Overall, after this experience, I think I underestimated Godot, and overestimated UE. Godot fully does the job it was designed for. You can find almost all components you will need, you can work quickly and design custom things… within reason. Knowing C++ can give you more power and flexibility. Its only problem is that the 4.0 branch is very unstable and the progress is very slow…

I expected my implementation in UE4 to take longer. But it was much slower to develop (3-4x compared to Godot). My observation is that UE4 is missing what I most need from an engine - the middle level to help you build things quicker. It has very low level layer you can fiddle with, and very high level - but nothing in between. Kind of what you get from BP vs C++. You must be either scripter/artist or advanced engine programmer. And even being an engine programmer, you must go with the general design of the engine. It’s not a flexible framework, that can easily adapt to your needs. Writing C++ code is painful compared to writing C++ for Godot.

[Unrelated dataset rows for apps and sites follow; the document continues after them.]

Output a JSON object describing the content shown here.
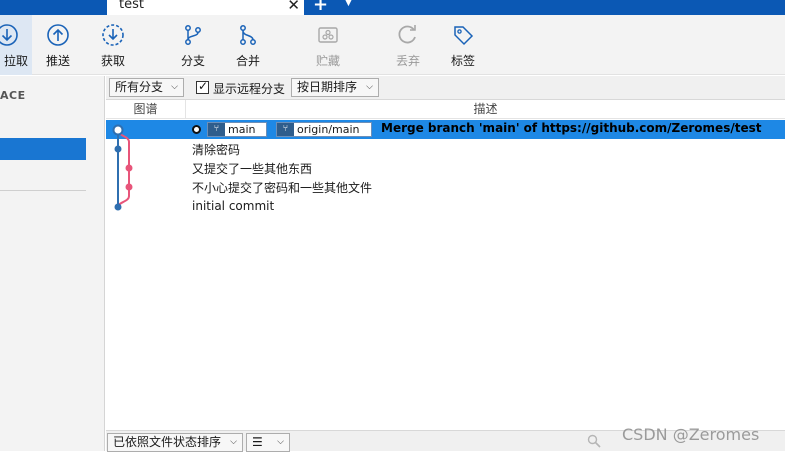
{
  "window": {
    "tab_title": "test",
    "tab_close": "✕",
    "new_tab": "+",
    "tab_menu": "▼"
  },
  "toolbar": {
    "pull": "拉取",
    "push": "推送",
    "fetch": "获取",
    "branch": "分支",
    "merge": "合并",
    "stash": "贮藏",
    "discard": "丢弃",
    "tag": "标签"
  },
  "sidebar": {
    "workspace_label": "ACE"
  },
  "filters": {
    "branch_filter": "所有分支",
    "show_remote_label": "显示远程分支",
    "show_remote_checked": true,
    "sort_order": "按日期排序"
  },
  "columns": {
    "graph": "图谱",
    "description": "描述"
  },
  "commits": [
    {
      "message": "Merge branch 'main' of https://github.com/Zeromes/test",
      "refs": [
        "main",
        "origin/main"
      ],
      "selected": true
    },
    {
      "message": "清除密码",
      "refs": [],
      "selected": false
    },
    {
      "message": "又提交了一些其他东西",
      "refs": [],
      "selected": false
    },
    {
      "message": "不小心提交了密码和一些其他文件",
      "refs": [],
      "selected": false
    },
    {
      "message": "initial commit",
      "refs": [],
      "selected": false
    }
  ],
  "bottom": {
    "file_sort": "已依照文件状态排序",
    "view_mode": "☰"
  },
  "watermark": "CSDN @Zeromes",
  "colors": {
    "accent": "#1e88e5",
    "title_bar": "#0b58b4",
    "graph_main": "#2f6fb0",
    "graph_branch": "#e8557a"
  }
}
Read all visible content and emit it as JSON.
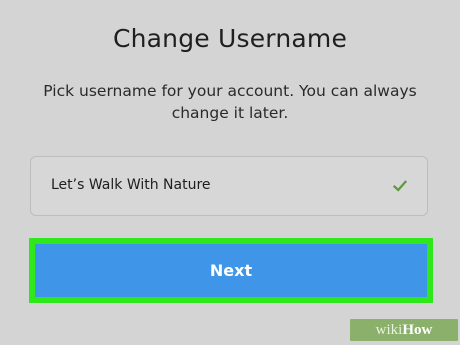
{
  "screen": {
    "title": "Change Username",
    "description": "Pick username for your account. You can always change it later."
  },
  "username_field": {
    "value": "Let’s Walk With Nature",
    "status_icon": "check-icon",
    "status_color": "#5a9a3a"
  },
  "next_button": {
    "label": "Next",
    "color": "#3f96e8",
    "highlight_color": "#2ee81c"
  },
  "watermark": {
    "prefix": "wiki",
    "suffix": "How",
    "color": "#8bb06b"
  }
}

You get lost in complex and not documented code. And while the code base is huge, you still find missing pieces that slow your productivity. So, in the context of Indie gamedev, yes Unreal is practically free (you are not going to make much money anyway), but not always the right tool. C++ is generally a powerful tool to interact with the engine and gain more control. In UE4 however, it’s not really a “productivity tool”, you must actually write advanced engine code. Which also raises the question - what happens with this complex custom code in the next UE version, when internals change? It’s not worth it, if you are not working on a AAA game, like Epic does. For the rest of us, what you see is what you get. Which of course is a lot, don’t get me wrong. But at least for me, as a programmer that want to be productive on this middle level/ power user, maybe UE is not the best option out there.